[Excerpts from an interface dataset]
= = = = = = =

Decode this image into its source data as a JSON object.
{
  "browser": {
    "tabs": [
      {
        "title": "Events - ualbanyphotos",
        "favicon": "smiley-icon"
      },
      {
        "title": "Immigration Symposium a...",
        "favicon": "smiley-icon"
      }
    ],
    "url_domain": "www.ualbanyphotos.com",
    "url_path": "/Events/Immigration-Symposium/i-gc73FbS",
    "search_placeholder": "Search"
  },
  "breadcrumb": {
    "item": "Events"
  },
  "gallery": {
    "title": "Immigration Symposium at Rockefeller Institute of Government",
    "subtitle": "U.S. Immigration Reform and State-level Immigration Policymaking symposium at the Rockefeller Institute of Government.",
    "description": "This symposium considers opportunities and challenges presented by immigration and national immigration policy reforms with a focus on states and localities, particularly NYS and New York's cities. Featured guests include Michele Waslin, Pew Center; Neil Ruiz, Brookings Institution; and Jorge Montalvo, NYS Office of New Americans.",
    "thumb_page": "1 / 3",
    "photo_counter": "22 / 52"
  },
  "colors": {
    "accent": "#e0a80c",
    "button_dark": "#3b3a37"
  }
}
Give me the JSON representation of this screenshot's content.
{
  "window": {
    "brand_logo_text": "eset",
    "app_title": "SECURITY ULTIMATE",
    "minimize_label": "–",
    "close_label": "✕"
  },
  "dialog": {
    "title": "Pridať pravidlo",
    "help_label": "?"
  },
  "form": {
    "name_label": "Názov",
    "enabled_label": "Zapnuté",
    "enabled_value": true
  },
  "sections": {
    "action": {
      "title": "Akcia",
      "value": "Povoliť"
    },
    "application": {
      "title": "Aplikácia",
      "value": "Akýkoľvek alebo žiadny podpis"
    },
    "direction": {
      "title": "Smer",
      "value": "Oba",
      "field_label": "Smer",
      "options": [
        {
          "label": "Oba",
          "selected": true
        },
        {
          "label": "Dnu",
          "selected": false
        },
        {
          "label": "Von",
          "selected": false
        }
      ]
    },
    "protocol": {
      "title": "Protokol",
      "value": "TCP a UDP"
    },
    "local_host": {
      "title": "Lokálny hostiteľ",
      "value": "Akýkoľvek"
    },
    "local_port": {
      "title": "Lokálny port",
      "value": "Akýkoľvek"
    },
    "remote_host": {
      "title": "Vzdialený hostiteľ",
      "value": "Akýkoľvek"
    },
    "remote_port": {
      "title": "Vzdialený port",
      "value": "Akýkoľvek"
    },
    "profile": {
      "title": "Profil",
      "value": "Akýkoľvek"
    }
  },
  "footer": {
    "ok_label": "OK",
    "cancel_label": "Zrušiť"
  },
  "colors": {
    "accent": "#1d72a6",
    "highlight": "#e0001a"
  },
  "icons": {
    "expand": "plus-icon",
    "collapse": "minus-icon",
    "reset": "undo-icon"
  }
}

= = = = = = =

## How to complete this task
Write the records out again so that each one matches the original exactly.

## Written reply
Decode this image into its source data as a JSON object.
{
  "browser": {
    "tabs": [
      {
        "title": "Events - ualbanyphotos",
        "favicon": "smiley-icon"
      },
      {
        "title": "Immigration Symposium a...",
        "favicon": "smiley-icon"
      }
    ],
    "url_domain": "www.ualbanyphotos.com",
    "url_path": "/Events/Immigration-Symposium/i-gc73FbS",
    "search_placeholder": "Search"
  },
  "breadcrumb": {
    "item": "Events"
  },
  "gallery": {
    "title": "Immigration Symposium at Rockefeller Institute of Government",
    "subtitle": "U.S. Immigration Reform and State-level Immigration Policymaking symposium at the Rockefeller Institute of Government.",
    "description": "This symposium considers opportunities and challenges presented by immigration and national immigration policy reforms with a focus on states and localities, particularly NYS and New York's cities. Featured guests include Michele Waslin, Pew Center; Neil Ruiz, Brookings Institution; and Jorge Montalvo, NYS Office of New Americans.",
    "thumb_page": "1 / 3",
    "photo_counter": "22 / 52"
  },
  "colors": {
    "accent": "#e0a80c",
    "button_dark": "#3b3a37"
  }
}
Give me the JSON representation of this screenshot's content.
{
  "window": {
    "brand_logo_text": "eset",
    "app_title": "SECURITY ULTIMATE",
    "minimize_label": "–",
    "close_label": "✕"
  },
  "dialog": {
    "title": "Pridať pravidlo",
    "help_label": "?"
  },
  "form": {
    "name_label": "Názov",
    "enabled_label": "Zapnuté",
    "enabled_value": true
  },
  "sections": {
    "action": {
      "title": "Akcia",
      "value": "Povoliť"
    },
    "application": {
      "title": "Aplikácia",
      "value": "Akýkoľvek alebo žiadny podpis"
    },
    "direction": {
      "title": "Smer",
      "value": "Oba",
      "field_label": "Smer",
      "options": [
        {
          "label": "Oba",
          "selected": true
        },
        {
          "label": "Dnu",
          "selected": false
        },
        {
          "label": "Von",
          "selected": false
        }
      ]
    },
    "protocol": {
      "title": "Protokol",
      "value": "TCP a UDP"
    },
    "local_host": {
      "title": "Lokálny hostiteľ",
      "value": "Akýkoľvek"
    },
    "local_port": {
      "title": "Lokálny port",
      "value": "Akýkoľvek"
    },
    "remote_host": {
      "title": "Vzdialený hostiteľ",
      "value": "Akýkoľvek"
    },
    "remote_port": {
      "title": "Vzdialený port",
      "value": "Akýkoľvek"
    },
    "profile": {
      "title": "Profil",
      "value": "Akýkoľvek"
    }
  },
  "footer": {
    "ok_label": "OK",
    "cancel_label": "Zrušiť"
  },
  "colors": {
    "accent": "#1d72a6",
    "highlight": "#e0001a"
  },
  "icons": {
    "expand": "plus-icon",
    "collapse": "minus-icon",
    "reset": "undo-icon"
  }
}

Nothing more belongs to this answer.